Where Will This Journey Take Us?
4D7 appears to be a promising candidate as a novel treatment option for MPDs including PMF, polycythemia vera, and essential thrombocytopenia. Dr. Thomas himself said in an interview that he thought the results were a mistake. He and the research team set out to prove a proof-of-concept and wound up with results that Dr. Thomas described as “too good to be true.”2
There are crucial tests that 4D7 must pass to live up to its hype. Firstly, it is critical to assess whether 4D7 is indeed not toxic to normal cells. Additionally, the results from this preclinical study leave a few unanswered questions. For example, is 4D7 efficacious in patients with heterozygous mutations? The effect on fibrosis could not be evaluated in the xenograft subjects; this would be an important outcome in clinical trials, especially if fibrosis can be reversed.
Dr. Thomas believes that 4D7 could begin enrolling patients for in-human trials within a year and, to his knowledge, scores of patients are eager to participate.
1. Tvorogov D, Thompson-Peach CAL, Foßelteder J, et al. Targeting human CALR-mutated MPN progenitors with a neoepitope-directed monoclonal antibody.
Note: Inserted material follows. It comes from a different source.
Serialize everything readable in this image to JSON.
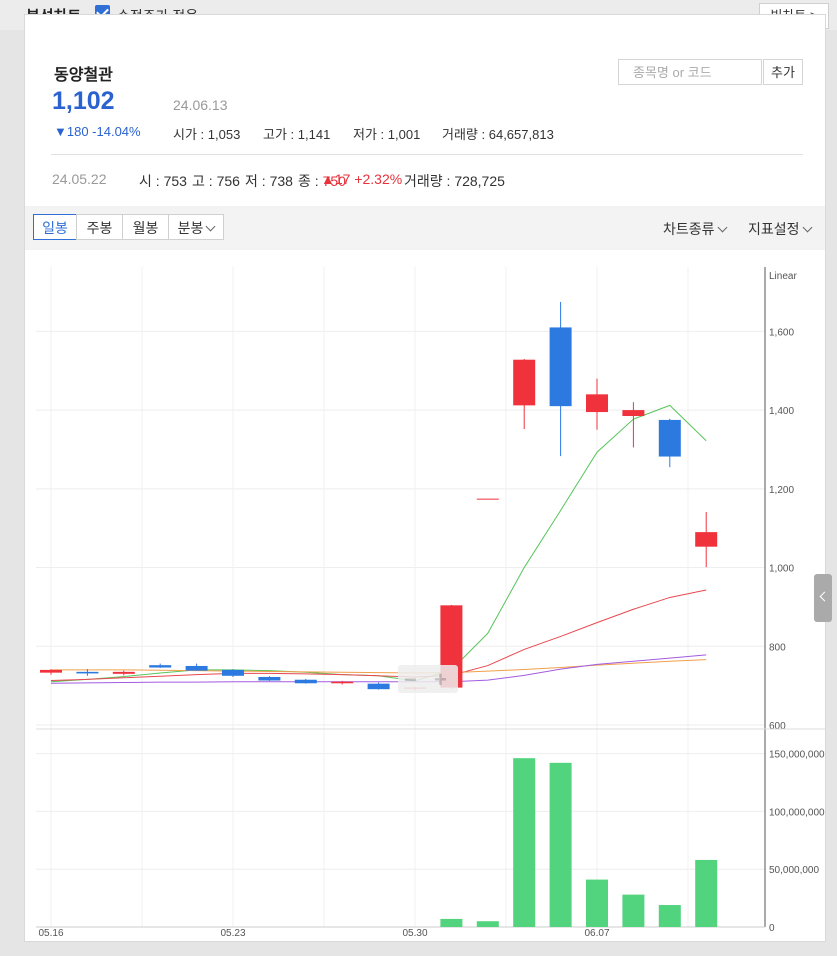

EMBO Rep. 2022;23(4):e52904. doi:10.15252/embr.202152904
2. An antibody for myelofibrosis – “that’s a true discovery”. Leukaemia Foundation. Published July 13, 2022. Accessed December 26, 2022.
3. Brennick CA, George MM, Corwin WL, Srivastava PK, Ebrahimi-Nik H. Neoepitopes as cancer immunotherapy targets: key challenges and opportunities. Immunotherapy. 2017;9(4):361-371. doi:10.2217/imt-2016-0146
4. How J, Hobbs GS, Mullally A. Mutant calreticulin in myeloproliferative neoplasms. Blood. 2019;134(25):2242-2248. doi:10.1182/blood.2019000622
5. Jakafi. Package insert. Incyte; 2021. Accessed December 28, 2022.
6. Chloroma. National Cancer Institute. Accessed December 28, 2022.